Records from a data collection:
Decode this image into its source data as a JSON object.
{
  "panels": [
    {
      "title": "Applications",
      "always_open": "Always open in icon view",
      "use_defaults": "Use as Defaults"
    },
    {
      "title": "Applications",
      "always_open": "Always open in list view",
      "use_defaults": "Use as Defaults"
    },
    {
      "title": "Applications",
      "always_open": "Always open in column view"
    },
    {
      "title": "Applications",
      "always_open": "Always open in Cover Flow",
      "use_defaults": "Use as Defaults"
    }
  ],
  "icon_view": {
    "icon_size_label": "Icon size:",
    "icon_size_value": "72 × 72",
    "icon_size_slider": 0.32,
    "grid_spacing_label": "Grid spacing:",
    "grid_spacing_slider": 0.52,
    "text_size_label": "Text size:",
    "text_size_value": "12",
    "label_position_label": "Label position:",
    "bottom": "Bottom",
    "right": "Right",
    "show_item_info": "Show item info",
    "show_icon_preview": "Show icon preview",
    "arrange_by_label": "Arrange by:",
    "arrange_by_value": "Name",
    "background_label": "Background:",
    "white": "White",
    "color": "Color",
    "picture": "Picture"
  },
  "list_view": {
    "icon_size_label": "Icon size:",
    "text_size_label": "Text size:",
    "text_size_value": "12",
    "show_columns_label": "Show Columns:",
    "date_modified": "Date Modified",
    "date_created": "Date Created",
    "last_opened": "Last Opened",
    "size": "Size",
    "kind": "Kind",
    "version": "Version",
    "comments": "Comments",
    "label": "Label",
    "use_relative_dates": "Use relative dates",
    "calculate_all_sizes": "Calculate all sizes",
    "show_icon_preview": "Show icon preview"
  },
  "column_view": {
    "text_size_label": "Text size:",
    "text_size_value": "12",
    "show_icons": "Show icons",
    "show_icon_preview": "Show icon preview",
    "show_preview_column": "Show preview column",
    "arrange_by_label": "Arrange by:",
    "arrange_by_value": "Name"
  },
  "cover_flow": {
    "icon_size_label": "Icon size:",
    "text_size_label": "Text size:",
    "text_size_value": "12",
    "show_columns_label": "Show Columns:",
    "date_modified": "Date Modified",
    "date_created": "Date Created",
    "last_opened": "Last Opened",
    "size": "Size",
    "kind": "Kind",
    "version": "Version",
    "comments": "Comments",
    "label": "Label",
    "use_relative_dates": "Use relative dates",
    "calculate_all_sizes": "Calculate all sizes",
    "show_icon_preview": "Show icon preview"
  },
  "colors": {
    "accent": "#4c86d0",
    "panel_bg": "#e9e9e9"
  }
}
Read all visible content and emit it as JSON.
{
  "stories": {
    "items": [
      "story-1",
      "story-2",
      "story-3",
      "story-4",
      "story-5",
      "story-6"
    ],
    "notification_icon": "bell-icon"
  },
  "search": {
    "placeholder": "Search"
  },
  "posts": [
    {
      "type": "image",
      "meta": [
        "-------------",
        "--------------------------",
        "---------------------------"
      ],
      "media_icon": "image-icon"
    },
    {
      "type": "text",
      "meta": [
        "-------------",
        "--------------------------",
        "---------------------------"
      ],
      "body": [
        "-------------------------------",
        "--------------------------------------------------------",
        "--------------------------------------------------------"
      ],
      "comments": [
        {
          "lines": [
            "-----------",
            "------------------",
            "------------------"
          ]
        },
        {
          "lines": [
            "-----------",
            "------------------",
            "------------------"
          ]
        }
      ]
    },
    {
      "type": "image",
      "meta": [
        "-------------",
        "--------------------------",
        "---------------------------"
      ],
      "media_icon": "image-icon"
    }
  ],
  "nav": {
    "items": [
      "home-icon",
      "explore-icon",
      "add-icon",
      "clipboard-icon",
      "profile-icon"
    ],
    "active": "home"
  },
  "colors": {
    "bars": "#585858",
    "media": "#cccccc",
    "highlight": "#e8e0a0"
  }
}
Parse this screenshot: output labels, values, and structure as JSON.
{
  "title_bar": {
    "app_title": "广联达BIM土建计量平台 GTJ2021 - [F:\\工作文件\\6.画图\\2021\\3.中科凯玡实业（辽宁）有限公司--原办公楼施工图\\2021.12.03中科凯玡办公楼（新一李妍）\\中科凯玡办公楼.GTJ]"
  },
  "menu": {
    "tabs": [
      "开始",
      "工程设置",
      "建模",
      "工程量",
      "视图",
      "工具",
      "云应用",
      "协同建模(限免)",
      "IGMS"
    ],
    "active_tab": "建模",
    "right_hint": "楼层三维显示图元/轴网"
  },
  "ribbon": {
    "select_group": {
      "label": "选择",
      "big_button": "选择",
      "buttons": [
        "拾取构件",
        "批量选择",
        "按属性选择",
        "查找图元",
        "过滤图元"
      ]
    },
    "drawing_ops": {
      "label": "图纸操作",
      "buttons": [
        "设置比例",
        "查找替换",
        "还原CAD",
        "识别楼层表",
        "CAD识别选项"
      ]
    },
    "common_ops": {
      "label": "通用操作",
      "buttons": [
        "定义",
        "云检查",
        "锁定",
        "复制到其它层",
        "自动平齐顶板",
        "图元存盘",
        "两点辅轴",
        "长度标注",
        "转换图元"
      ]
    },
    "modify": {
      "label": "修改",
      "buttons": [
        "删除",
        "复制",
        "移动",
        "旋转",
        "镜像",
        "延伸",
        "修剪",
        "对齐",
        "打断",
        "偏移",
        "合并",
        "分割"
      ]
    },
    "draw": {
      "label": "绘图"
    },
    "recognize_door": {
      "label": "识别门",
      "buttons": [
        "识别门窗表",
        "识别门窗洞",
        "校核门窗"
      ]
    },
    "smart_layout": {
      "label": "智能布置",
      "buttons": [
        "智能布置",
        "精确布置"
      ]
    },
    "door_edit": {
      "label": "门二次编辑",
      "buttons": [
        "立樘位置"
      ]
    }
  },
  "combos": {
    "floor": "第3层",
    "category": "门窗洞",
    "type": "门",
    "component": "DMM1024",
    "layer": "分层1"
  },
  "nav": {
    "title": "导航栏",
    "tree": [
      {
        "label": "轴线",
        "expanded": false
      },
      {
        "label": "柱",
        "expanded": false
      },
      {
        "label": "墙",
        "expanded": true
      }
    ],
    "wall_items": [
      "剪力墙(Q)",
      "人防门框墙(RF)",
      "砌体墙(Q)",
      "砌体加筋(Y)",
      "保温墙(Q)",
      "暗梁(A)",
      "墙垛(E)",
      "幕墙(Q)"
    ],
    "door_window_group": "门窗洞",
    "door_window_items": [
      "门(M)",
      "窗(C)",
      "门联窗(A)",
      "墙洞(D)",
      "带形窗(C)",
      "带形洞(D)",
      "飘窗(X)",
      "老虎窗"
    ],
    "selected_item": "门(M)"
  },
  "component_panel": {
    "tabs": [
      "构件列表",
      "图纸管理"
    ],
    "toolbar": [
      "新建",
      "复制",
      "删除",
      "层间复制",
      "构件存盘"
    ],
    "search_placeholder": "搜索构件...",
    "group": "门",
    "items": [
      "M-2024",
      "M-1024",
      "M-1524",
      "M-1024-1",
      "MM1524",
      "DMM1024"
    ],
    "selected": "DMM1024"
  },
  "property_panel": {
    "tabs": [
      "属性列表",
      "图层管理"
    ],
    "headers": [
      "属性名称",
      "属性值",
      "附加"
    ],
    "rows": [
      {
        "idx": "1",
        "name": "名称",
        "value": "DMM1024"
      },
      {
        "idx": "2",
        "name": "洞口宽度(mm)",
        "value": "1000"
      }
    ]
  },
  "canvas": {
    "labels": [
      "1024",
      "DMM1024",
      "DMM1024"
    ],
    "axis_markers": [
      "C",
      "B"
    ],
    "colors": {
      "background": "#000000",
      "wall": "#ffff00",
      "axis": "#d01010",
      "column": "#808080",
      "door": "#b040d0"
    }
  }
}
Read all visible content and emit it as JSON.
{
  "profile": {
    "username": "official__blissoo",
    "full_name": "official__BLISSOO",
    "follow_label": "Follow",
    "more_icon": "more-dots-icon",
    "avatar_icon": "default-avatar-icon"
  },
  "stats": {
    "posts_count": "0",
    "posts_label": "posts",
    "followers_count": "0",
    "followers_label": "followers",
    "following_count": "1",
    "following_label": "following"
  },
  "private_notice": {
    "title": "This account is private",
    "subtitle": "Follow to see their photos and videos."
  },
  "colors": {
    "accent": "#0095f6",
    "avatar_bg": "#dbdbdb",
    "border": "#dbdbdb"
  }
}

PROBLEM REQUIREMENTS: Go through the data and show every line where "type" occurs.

SOLVED EXERCISE:
      "type": "image",
      "type": "text",
      "type": "image",
    "type": "门",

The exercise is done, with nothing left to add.